What you have to do:
Where does "Plus" appear in the data? Return each line that holds it.
-- Data for the task follows --
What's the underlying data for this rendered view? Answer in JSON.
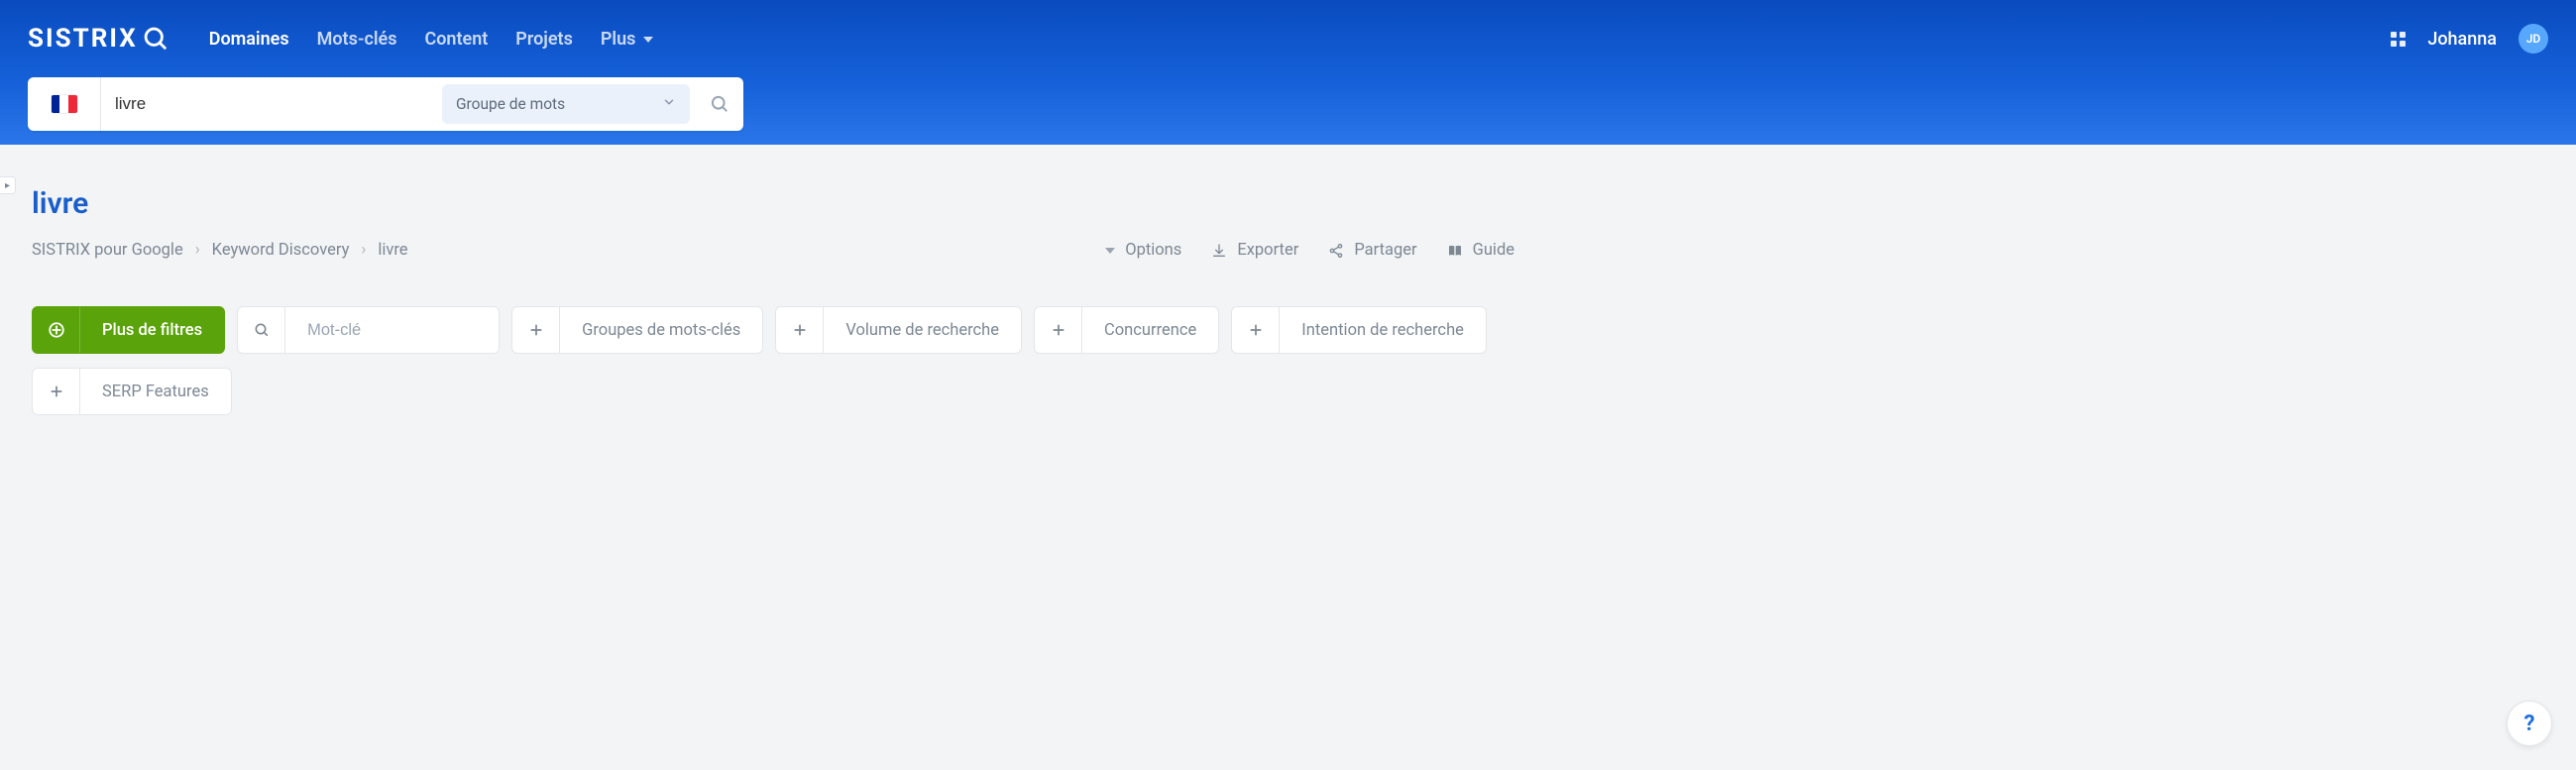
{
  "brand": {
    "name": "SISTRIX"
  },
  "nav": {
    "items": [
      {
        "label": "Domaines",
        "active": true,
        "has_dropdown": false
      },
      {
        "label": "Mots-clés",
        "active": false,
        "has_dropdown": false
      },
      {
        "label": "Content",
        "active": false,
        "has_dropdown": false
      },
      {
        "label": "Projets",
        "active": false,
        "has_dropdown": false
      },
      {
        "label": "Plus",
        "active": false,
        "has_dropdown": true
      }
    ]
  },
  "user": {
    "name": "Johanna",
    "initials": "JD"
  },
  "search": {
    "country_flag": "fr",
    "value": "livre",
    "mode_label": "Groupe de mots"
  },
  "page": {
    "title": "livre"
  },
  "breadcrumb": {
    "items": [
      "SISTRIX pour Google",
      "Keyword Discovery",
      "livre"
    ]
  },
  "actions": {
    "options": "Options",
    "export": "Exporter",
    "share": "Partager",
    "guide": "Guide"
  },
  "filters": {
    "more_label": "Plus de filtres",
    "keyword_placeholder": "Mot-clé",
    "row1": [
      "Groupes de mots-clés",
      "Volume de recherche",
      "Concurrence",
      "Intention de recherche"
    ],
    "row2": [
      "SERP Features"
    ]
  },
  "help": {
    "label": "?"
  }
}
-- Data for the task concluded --
Expected answer:
        "label": "Plus",
    "more_label": "Plus de filtres",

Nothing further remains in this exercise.